● EXERCISE: Using the listing below, count every line that contains the word "title"; respond with the count alone.

● INPUT DATA:
------

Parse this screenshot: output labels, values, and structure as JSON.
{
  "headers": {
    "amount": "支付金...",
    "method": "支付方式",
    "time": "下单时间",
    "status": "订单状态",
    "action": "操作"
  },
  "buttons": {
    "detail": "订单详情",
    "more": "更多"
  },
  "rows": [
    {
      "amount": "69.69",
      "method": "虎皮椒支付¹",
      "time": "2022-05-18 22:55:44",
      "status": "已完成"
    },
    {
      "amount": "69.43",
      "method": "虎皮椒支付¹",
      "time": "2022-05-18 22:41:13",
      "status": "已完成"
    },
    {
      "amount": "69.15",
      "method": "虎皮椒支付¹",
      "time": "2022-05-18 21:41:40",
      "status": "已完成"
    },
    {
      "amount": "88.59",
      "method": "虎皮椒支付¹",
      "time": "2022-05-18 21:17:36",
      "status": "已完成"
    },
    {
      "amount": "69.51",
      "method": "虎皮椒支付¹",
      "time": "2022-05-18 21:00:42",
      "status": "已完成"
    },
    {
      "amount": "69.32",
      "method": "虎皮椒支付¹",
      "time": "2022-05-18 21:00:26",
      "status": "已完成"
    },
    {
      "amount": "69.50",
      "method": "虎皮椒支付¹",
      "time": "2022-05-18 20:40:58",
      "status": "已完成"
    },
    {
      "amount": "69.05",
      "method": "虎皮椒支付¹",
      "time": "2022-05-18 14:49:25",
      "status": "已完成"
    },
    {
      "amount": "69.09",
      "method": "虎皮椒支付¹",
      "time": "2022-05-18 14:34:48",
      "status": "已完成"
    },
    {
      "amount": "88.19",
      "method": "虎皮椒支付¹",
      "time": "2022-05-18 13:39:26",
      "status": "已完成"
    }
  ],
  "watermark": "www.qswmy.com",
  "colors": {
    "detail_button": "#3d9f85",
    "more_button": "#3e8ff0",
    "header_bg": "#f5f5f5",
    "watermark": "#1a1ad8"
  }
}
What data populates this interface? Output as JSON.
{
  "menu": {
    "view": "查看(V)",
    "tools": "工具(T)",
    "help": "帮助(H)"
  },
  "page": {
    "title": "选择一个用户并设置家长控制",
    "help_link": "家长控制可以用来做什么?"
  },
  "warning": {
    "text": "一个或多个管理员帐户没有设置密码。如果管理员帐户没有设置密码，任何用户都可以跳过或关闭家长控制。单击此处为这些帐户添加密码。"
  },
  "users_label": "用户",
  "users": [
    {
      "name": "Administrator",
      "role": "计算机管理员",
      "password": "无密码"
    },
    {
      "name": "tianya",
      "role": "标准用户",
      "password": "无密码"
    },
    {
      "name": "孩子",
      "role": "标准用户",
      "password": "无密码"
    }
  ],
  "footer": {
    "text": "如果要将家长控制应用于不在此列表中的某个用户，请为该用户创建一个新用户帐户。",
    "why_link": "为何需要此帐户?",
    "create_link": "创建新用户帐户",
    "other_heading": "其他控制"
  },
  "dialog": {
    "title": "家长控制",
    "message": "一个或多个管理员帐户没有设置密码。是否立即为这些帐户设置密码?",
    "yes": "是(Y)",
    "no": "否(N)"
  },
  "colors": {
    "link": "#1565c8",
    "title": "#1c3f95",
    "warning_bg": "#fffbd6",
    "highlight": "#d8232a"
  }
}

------

● TASK RESULT: 3